◆ **AVAILABLE DATA**:
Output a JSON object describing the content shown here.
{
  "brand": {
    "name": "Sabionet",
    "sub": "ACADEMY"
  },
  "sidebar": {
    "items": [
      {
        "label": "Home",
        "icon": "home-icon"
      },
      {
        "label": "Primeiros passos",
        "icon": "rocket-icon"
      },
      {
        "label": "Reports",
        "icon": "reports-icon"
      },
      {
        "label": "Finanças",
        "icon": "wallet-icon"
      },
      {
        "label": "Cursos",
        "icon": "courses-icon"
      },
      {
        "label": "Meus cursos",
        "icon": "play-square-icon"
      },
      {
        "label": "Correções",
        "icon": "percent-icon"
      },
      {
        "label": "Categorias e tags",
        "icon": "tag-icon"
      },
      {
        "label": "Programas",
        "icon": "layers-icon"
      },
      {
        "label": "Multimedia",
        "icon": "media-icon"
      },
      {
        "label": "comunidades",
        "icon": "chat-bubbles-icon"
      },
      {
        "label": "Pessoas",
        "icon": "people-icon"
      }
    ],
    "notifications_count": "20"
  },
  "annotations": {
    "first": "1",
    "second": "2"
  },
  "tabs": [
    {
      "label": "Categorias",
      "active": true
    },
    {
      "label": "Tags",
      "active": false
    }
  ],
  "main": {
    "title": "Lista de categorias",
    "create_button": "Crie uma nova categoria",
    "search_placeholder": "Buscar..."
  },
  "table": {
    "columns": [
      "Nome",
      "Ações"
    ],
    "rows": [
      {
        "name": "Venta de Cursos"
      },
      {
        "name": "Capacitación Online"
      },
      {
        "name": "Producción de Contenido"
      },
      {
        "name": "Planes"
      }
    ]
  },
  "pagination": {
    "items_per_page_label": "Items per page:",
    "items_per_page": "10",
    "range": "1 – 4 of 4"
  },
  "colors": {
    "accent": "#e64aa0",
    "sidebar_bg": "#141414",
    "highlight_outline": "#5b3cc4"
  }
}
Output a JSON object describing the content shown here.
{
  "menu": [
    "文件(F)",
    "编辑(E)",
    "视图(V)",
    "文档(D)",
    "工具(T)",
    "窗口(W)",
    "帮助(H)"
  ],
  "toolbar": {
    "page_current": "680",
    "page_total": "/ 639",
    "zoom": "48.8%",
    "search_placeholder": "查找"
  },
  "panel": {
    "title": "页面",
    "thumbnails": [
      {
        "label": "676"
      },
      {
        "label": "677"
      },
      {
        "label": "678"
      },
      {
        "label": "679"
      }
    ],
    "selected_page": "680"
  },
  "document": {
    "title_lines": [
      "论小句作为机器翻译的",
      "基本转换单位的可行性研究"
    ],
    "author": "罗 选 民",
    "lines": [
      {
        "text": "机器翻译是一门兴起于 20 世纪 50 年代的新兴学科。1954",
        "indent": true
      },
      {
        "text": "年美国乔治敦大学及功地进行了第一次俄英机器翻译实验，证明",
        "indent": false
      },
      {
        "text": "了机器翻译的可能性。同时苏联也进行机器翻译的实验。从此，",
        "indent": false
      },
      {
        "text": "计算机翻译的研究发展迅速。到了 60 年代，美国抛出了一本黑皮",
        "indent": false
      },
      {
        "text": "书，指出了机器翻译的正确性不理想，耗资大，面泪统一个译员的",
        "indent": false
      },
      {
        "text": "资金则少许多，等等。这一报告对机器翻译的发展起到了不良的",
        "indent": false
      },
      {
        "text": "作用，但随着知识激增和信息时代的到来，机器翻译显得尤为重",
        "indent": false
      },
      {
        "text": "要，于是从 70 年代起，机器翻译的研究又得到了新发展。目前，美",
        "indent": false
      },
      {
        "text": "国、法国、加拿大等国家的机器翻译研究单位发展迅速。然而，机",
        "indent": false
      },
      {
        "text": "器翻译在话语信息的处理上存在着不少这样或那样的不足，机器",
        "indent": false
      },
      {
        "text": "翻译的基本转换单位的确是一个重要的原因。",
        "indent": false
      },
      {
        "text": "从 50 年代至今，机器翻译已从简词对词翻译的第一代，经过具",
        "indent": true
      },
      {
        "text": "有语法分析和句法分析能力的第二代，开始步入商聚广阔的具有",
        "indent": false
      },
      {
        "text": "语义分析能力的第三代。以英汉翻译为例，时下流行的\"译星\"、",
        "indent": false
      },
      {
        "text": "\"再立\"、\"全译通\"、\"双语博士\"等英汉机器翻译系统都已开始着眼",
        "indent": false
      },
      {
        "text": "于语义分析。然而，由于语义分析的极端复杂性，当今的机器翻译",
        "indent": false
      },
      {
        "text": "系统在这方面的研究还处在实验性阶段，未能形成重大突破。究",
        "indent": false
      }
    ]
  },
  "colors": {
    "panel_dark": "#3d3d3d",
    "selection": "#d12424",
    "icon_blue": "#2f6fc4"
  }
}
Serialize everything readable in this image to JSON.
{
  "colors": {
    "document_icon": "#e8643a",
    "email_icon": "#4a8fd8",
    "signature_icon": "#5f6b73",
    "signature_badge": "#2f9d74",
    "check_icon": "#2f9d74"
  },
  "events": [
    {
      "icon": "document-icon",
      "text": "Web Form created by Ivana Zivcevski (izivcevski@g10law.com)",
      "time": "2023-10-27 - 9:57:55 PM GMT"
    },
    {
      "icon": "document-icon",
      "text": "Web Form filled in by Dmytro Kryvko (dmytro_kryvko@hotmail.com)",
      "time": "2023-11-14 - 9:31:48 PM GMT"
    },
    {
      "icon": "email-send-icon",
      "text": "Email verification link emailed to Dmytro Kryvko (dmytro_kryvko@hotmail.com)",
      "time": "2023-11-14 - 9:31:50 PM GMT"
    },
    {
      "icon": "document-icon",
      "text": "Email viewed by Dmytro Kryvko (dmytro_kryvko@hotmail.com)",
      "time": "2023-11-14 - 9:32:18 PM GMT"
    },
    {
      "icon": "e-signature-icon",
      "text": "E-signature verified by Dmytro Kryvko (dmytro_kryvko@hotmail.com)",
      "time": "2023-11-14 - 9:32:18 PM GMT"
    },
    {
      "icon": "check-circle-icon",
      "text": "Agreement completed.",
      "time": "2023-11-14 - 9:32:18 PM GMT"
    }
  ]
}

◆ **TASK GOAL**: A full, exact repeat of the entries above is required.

◆ **ANSWER FOR THE TASK**:
Output a JSON object describing the content shown here.
{
  "brand": {
    "name": "Sabionet",
    "sub": "ACADEMY"
  },
  "sidebar": {
    "items": [
      {
        "label": "Home",
        "icon": "home-icon"
      },
      {
        "label": "Primeiros passos",
        "icon": "rocket-icon"
      },
      {
        "label": "Reports",
        "icon": "reports-icon"
      },
      {
        "label": "Finanças",
        "icon": "wallet-icon"
      },
      {
        "label": "Cursos",
        "icon": "courses-icon"
      },
      {
        "label": "Meus cursos",
        "icon": "play-square-icon"
      },
      {
        "label": "Correções",
        "icon": "percent-icon"
      },
      {
        "label": "Categorias e tags",
        "icon": "tag-icon"
      },
      {
        "label": "Programas",
        "icon": "layers-icon"
      },
      {
        "label": "Multimedia",
        "icon": "media-icon"
      },
      {
        "label": "comunidades",
        "icon": "chat-bubbles-icon"
      },
      {
        "label": "Pessoas",
        "icon": "people-icon"
      }
    ],
    "notifications_count": "20"
  },
  "annotations": {
    "first": "1",
    "second": "2"
  },
  "tabs": [
    {
      "label": "Categorias",
      "active": true
    },
    {
      "label": "Tags",
      "active": false
    }
  ],
  "main": {
    "title": "Lista de categorias",
    "create_button": "Crie uma nova categoria",
    "search_placeholder": "Buscar..."
  },
  "table": {
    "columns": [
      "Nome",
      "Ações"
    ],
    "rows": [
      {
        "name": "Venta de Cursos"
      },
      {
        "name": "Capacitación Online"
      },
      {
        "name": "Producción de Contenido"
      },
      {
        "name": "Planes"
      }
    ]
  },
  "pagination": {
    "items_per_page_label": "Items per page:",
    "items_per_page": "10",
    "range": "1 – 4 of 4"
  },
  "colors": {
    "accent": "#e64aa0",
    "sidebar_bg": "#141414",
    "highlight_outline": "#5b3cc4"
  }
}
Output a JSON object describing the content shown here.
{
  "menu": [
    "文件(F)",
    "编辑(E)",
    "视图(V)",
    "文档(D)",
    "工具(T)",
    "窗口(W)",
    "帮助(H)"
  ],
  "toolbar": {
    "page_current": "680",
    "page_total": "/ 639",
    "zoom": "48.8%",
    "search_placeholder": "查找"
  },
  "panel": {
    "title": "页面",
    "thumbnails": [
      {
        "label": "676"
      },
      {
        "label": "677"
      },
      {
        "label": "678"
      },
      {
        "label": "679"
      }
    ],
    "selected_page": "680"
  },
  "document": {
    "title_lines": [
      "论小句作为机器翻译的",
      "基本转换单位的可行性研究"
    ],
    "author": "罗 选 民",
    "lines": [
      {
        "text": "机器翻译是一门兴起于 20 世纪 50 年代的新兴学科。1954",
        "indent": true
      },
      {
        "text": "年美国乔治敦大学及功地进行了第一次俄英机器翻译实验，证明",
        "indent": false
      },
      {
        "text": "了机器翻译的可能性。同时苏联也进行机器翻译的实验。从此，",
        "indent": false
      },
      {
        "text": "计算机翻译的研究发展迅速。到了 60 年代，美国抛出了一本黑皮",
        "indent": false
      },
      {
        "text": "书，指出了机器翻译的正确性不理想，耗资大，面泪统一个译员的",
        "indent": false
      },
      {
        "text": "资金则少许多，等等。这一报告对机器翻译的发展起到了不良的",
        "indent": false
      },
      {
        "text": "作用，但随着知识激增和信息时代的到来，机器翻译显得尤为重",
        "indent": false
      },
      {
        "text": "要，于是从 70 年代起，机器翻译的研究又得到了新发展。目前，美",
        "indent": false
      },
      {
        "text": "国、法国、加拿大等国家的机器翻译研究单位发展迅速。然而，机",
        "indent": false
      },
      {
        "text": "器翻译在话语信息的处理上存在着不少这样或那样的不足，机器",
        "indent": false
      },
      {
        "text": "翻译的基本转换单位的确是一个重要的原因。",
        "indent": false
      },
      {
        "text": "从 50 年代至今，机器翻译已从简词对词翻译的第一代，经过具",
        "indent": true
      },
      {
        "text": "有语法分析和句法分析能力的第二代，开始步入商聚广阔的具有",
        "indent": false
      },
      {
        "text": "语义分析能力的第三代。以英汉翻译为例，时下流行的\"译星\"、",
        "indent": false
      },
      {
        "text": "\"再立\"、\"全译通\"、\"双语博士\"等英汉机器翻译系统都已开始着眼",
        "indent": false
      },
      {
        "text": "于语义分析。然而，由于语义分析的极端复杂性，当今的机器翻译",
        "indent": false
      },
      {
        "text": "系统在这方面的研究还处在实验性阶段，未能形成重大突破。究",
        "indent": false
      }
    ]
  },
  "colors": {
    "panel_dark": "#3d3d3d",
    "selection": "#d12424",
    "icon_blue": "#2f6fc4"
  }
}
Serialize everything readable in this image to JSON.
{
  "colors": {
    "document_icon": "#e8643a",
    "email_icon": "#4a8fd8",
    "signature_icon": "#5f6b73",
    "signature_badge": "#2f9d74",
    "check_icon": "#2f9d74"
  },
  "events": [
    {
      "icon": "document-icon",
      "text": "Web Form created by Ivana Zivcevski (izivcevski@g10law.com)",
      "time": "2023-10-27 - 9:57:55 PM GMT"
    },
    {
      "icon": "document-icon",
      "text": "Web Form filled in by Dmytro Kryvko (dmytro_kryvko@hotmail.com)",
      "time": "2023-11-14 - 9:31:48 PM GMT"
    },
    {
      "icon": "email-send-icon",
      "text": "Email verification link emailed to Dmytro Kryvko (dmytro_kryvko@hotmail.com)",
      "time": "2023-11-14 - 9:31:50 PM GMT"
    },
    {
      "icon": "document-icon",
      "text": "Email viewed by Dmytro Kryvko (dmytro_kryvko@hotmail.com)",
      "time": "2023-11-14 - 9:32:18 PM GMT"
    },
    {
      "icon": "e-signature-icon",
      "text": "E-signature verified by Dmytro Kryvko (dmytro_kryvko@hotmail.com)",
      "time": "2023-11-14 - 9:32:18 PM GMT"
    },
    {
      "icon": "check-circle-icon",
      "text": "Agreement completed.",
      "time": "2023-11-14 - 9:32:18 PM GMT"
    }
  ]
}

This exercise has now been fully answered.